*WORK ITEM*.
Each entry needs to be repeated exactly, with nothing added or removed.

*SOURCE MATERIAL*.
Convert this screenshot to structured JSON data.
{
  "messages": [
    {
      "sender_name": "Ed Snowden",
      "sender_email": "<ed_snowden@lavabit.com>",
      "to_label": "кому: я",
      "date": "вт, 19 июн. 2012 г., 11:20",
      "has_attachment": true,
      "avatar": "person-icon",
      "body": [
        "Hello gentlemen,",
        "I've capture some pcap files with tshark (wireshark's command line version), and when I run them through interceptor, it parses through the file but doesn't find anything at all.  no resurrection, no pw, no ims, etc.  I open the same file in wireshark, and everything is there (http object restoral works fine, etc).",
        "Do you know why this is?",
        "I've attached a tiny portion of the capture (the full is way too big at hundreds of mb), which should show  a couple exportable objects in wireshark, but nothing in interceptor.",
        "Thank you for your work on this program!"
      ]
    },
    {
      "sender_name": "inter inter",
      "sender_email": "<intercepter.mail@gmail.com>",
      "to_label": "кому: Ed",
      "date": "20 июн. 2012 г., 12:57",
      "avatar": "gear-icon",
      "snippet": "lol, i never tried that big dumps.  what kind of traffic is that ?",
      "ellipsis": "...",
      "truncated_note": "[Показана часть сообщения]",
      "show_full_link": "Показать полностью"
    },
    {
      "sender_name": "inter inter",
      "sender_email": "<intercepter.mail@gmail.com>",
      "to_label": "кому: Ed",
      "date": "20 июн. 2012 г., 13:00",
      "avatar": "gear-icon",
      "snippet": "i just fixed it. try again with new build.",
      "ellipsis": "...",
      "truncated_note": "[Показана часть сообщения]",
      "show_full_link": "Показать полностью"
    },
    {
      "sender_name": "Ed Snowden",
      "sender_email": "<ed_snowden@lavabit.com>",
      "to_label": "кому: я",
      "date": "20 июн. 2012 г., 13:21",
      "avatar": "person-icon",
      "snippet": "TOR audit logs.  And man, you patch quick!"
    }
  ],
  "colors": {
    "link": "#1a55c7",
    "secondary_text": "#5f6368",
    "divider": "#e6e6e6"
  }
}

*OUTPUT OF THE EXERCISE*.
Convert this screenshot to structured JSON data.
{
  "messages": [
    {
      "sender_name": "Ed Snowden",
      "sender_email": "<ed_snowden@lavabit.com>",
      "to_label": "кому: я",
      "date": "вт, 19 июн. 2012 г., 11:20",
      "has_attachment": true,
      "avatar": "person-icon",
      "body": [
        "Hello gentlemen,",
        "I've capture some pcap files with tshark (wireshark's command line version), and when I run them through interceptor, it parses through the file but doesn't find anything at all.  no resurrection, no pw, no ims, etc.  I open the same file in wireshark, and everything is there (http object restoral works fine, etc).",
        "Do you know why this is?",
        "I've attached a tiny portion of the capture (the full is way too big at hundreds of mb), which should show  a couple exportable objects in wireshark, but nothing in interceptor.",
        "Thank you for your work on this program!"
      ]
    },
    {
      "sender_name": "inter inter",
      "sender_email": "<intercepter.mail@gmail.com>",
      "to_label": "кому: Ed",
      "date": "20 июн. 2012 г., 12:57",
      "avatar": "gear-icon",
      "snippet": "lol, i never tried that big dumps.  what kind of traffic is that ?",
      "ellipsis": "...",
      "truncated_note": "[Показана часть сообщения]",
      "show_full_link": "Показать полностью"
    },
    {
      "sender_name": "inter inter",
      "sender_email": "<intercepter.mail@gmail.com>",
      "to_label": "кому: Ed",
      "date": "20 июн. 2012 г., 13:00",
      "avatar": "gear-icon",
      "snippet": "i just fixed it. try again with new build.",
      "ellipsis": "...",
      "truncated_note": "[Показана часть сообщения]",
      "show_full_link": "Показать полностью"
    },
    {
      "sender_name": "Ed Snowden",
      "sender_email": "<ed_snowden@lavabit.com>",
      "to_label": "кому: я",
      "date": "20 июн. 2012 г., 13:21",
      "avatar": "person-icon",
      "snippet": "TOR audit logs.  And man, you patch quick!"
    }
  ],
  "colors": {
    "link": "#1a55c7",
    "secondary_text": "#5f6368",
    "divider": "#e6e6e6"
  }
}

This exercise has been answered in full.